→ **PROBLEM TO WORK ON**
Apart from the pictures, reproduce the data below exactly as it stands.

→ **DATA RECORDS**
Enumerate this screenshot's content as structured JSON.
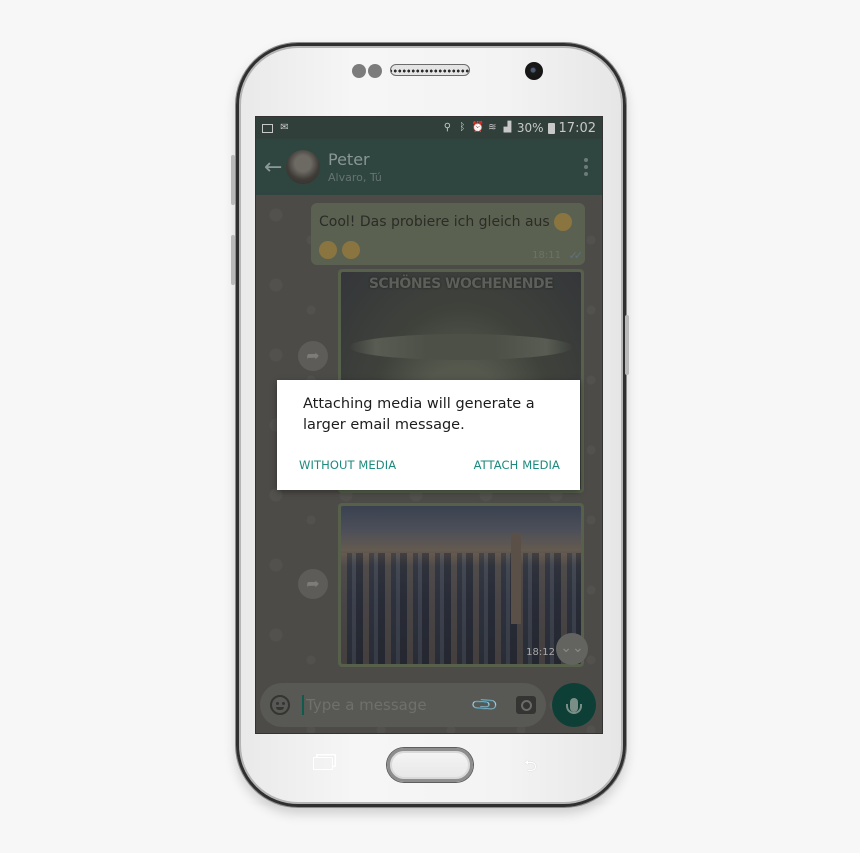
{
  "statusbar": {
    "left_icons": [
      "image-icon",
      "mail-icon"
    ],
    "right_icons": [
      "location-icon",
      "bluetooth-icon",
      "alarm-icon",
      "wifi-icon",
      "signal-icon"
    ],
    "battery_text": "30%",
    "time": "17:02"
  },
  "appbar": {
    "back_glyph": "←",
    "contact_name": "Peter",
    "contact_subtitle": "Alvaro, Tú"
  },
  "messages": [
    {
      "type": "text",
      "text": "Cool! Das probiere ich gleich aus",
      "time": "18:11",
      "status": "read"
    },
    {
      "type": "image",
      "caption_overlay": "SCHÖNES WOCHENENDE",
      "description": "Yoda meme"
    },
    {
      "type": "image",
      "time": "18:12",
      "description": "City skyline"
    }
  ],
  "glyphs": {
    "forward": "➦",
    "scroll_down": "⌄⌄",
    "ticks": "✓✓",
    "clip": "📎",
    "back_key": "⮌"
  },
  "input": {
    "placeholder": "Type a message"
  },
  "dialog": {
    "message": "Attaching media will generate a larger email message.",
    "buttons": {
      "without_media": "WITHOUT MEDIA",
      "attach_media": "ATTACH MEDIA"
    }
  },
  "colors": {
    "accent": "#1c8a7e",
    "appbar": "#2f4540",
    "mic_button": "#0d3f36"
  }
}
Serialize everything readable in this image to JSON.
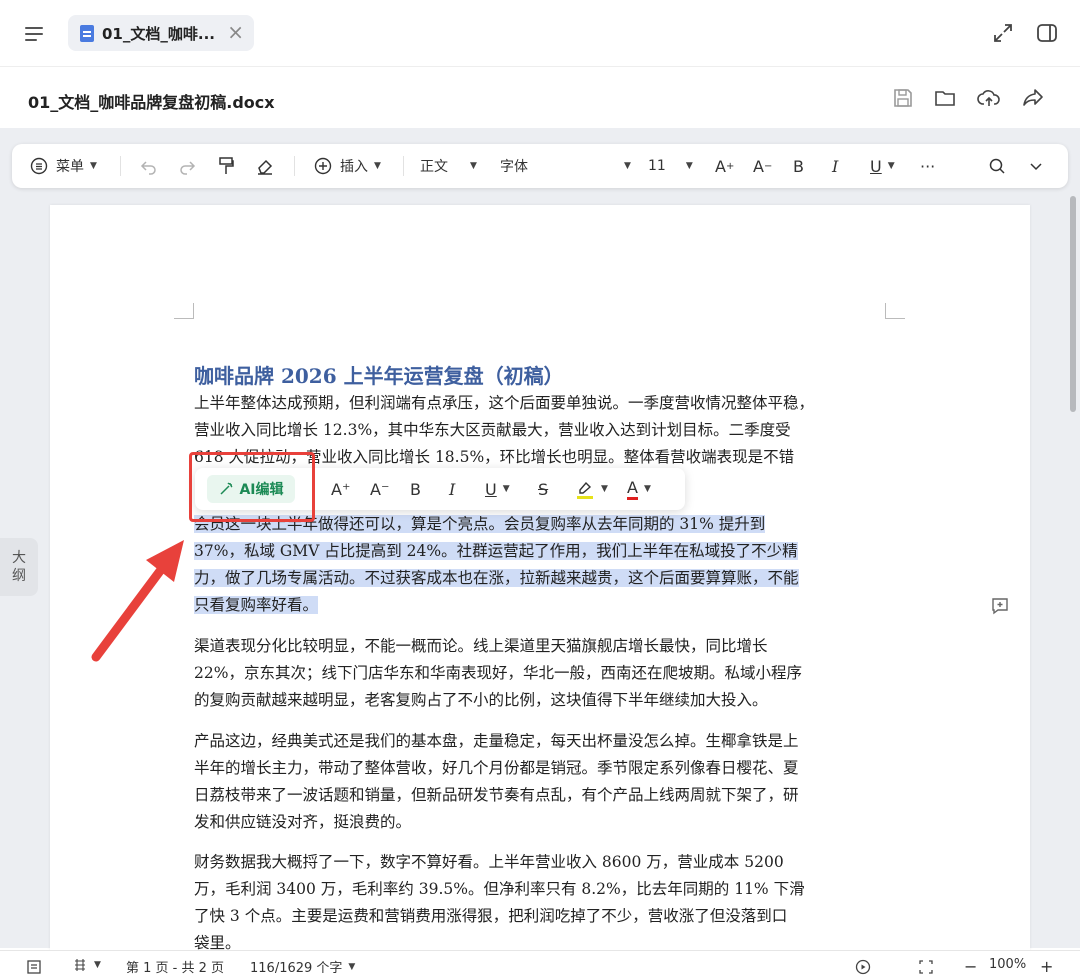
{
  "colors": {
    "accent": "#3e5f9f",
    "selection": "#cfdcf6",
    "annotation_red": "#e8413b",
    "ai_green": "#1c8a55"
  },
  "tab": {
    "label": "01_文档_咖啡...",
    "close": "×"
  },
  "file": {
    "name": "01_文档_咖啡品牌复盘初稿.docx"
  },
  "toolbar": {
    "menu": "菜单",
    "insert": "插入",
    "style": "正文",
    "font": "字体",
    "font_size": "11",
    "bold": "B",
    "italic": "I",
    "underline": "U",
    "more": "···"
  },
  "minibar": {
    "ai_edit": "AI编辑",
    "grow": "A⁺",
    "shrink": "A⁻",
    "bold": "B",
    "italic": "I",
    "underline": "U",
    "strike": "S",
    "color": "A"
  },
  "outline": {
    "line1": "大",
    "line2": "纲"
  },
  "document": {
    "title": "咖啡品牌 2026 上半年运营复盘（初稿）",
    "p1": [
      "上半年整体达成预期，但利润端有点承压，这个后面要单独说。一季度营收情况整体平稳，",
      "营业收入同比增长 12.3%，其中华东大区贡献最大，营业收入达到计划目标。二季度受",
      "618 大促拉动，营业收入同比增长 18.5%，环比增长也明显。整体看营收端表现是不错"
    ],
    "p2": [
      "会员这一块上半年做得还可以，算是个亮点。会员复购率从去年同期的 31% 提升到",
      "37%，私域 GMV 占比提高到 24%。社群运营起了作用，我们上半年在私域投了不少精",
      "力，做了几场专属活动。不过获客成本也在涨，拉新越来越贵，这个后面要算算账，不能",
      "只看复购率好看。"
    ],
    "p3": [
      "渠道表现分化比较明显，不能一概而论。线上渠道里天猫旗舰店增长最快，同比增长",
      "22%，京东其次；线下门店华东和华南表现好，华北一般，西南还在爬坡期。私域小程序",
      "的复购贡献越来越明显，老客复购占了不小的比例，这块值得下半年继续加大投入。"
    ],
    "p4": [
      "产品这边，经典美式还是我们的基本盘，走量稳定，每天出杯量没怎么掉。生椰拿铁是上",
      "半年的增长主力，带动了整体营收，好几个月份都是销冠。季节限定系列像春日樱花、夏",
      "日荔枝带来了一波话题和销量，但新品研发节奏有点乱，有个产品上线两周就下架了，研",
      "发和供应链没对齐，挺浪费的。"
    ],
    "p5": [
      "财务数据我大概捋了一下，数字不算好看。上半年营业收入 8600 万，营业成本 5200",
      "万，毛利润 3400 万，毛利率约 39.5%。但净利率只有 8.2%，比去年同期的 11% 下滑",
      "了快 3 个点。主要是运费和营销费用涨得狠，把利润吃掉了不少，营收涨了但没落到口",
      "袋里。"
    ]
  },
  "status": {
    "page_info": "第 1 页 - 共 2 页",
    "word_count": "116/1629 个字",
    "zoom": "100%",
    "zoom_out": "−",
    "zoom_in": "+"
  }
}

→ **REPLY**
Enumerate this screenshot's content as structured JSON.
{
  "statusbar": {
    "left_icons": [
      "image-icon",
      "mail-icon"
    ],
    "right_icons": [
      "location-icon",
      "bluetooth-icon",
      "alarm-icon",
      "wifi-icon",
      "signal-icon"
    ],
    "battery_text": "30%",
    "time": "17:02"
  },
  "appbar": {
    "back_glyph": "←",
    "contact_name": "Peter",
    "contact_subtitle": "Alvaro, Tú"
  },
  "messages": [
    {
      "type": "text",
      "text": "Cool! Das probiere ich gleich aus",
      "time": "18:11",
      "status": "read"
    },
    {
      "type": "image",
      "caption_overlay": "SCHÖNES WOCHENENDE",
      "description": "Yoda meme"
    },
    {
      "type": "image",
      "time": "18:12",
      "description": "City skyline"
    }
  ],
  "glyphs": {
    "forward": "➦",
    "scroll_down": "⌄⌄",
    "ticks": "✓✓",
    "clip": "📎",
    "back_key": "⮌"
  },
  "input": {
    "placeholder": "Type a message"
  },
  "dialog": {
    "message": "Attaching media will generate a larger email message.",
    "buttons": {
      "without_media": "WITHOUT MEDIA",
      "attach_media": "ATTACH MEDIA"
    }
  },
  "colors": {
    "accent": "#1c8a7e",
    "appbar": "#2f4540",
    "mic_button": "#0d3f36"
  }
}
Serialize everything readable in this image to JSON.
{
  "colors": {
    "accent": "#3e5f9f",
    "selection": "#cfdcf6",
    "annotation_red": "#e8413b",
    "ai_green": "#1c8a55"
  },
  "tab": {
    "label": "01_文档_咖啡...",
    "close": "×"
  },
  "file": {
    "name": "01_文档_咖啡品牌复盘初稿.docx"
  },
  "toolbar": {
    "menu": "菜单",
    "insert": "插入",
    "style": "正文",
    "font": "字体",
    "font_size": "11",
    "bold": "B",
    "italic": "I",
    "underline": "U",
    "more": "···"
  },
  "minibar": {
    "ai_edit": "AI编辑",
    "grow": "A⁺",
    "shrink": "A⁻",
    "bold": "B",
    "italic": "I",
    "underline": "U",
    "strike": "S",
    "color": "A"
  },
  "outline": {
    "line1": "大",
    "line2": "纲"
  },
  "document": {
    "title": "咖啡品牌 2026 上半年运营复盘（初稿）",
    "p1": [
      "上半年整体达成预期，但利润端有点承压，这个后面要单独说。一季度营收情况整体平稳，",
      "营业收入同比增长 12.3%，其中华东大区贡献最大，营业收入达到计划目标。二季度受",
      "618 大促拉动，营业收入同比增长 18.5%，环比增长也明显。整体看营收端表现是不错"
    ],
    "p2": [
      "会员这一块上半年做得还可以，算是个亮点。会员复购率从去年同期的 31% 提升到",
      "37%，私域 GMV 占比提高到 24%。社群运营起了作用，我们上半年在私域投了不少精",
      "力，做了几场专属活动。不过获客成本也在涨，拉新越来越贵，这个后面要算算账，不能",
      "只看复购率好看。"
    ],
    "p3": [
      "渠道表现分化比较明显，不能一概而论。线上渠道里天猫旗舰店增长最快，同比增长",
      "22%，京东其次；线下门店华东和华南表现好，华北一般，西南还在爬坡期。私域小程序",
      "的复购贡献越来越明显，老客复购占了不小的比例，这块值得下半年继续加大投入。"
    ],
    "p4": [
      "产品这边，经典美式还是我们的基本盘，走量稳定，每天出杯量没怎么掉。生椰拿铁是上",
      "半年的增长主力，带动了整体营收，好几个月份都是销冠。季节限定系列像春日樱花、夏",
      "日荔枝带来了一波话题和销量，但新品研发节奏有点乱，有个产品上线两周就下架了，研",
      "发和供应链没对齐，挺浪费的。"
    ],
    "p5": [
      "财务数据我大概捋了一下，数字不算好看。上半年营业收入 8600 万，营业成本 5200",
      "万，毛利润 3400 万，毛利率约 39.5%。但净利率只有 8.2%，比去年同期的 11% 下滑",
      "了快 3 个点。主要是运费和营销费用涨得狠，把利润吃掉了不少，营收涨了但没落到口",
      "袋里。"
    ]
  },
  "status": {
    "page_info": "第 1 页 - 共 2 页",
    "word_count": "116/1629 个字",
    "zoom": "100%",
    "zoom_out": "−",
    "zoom_in": "+"
  }
}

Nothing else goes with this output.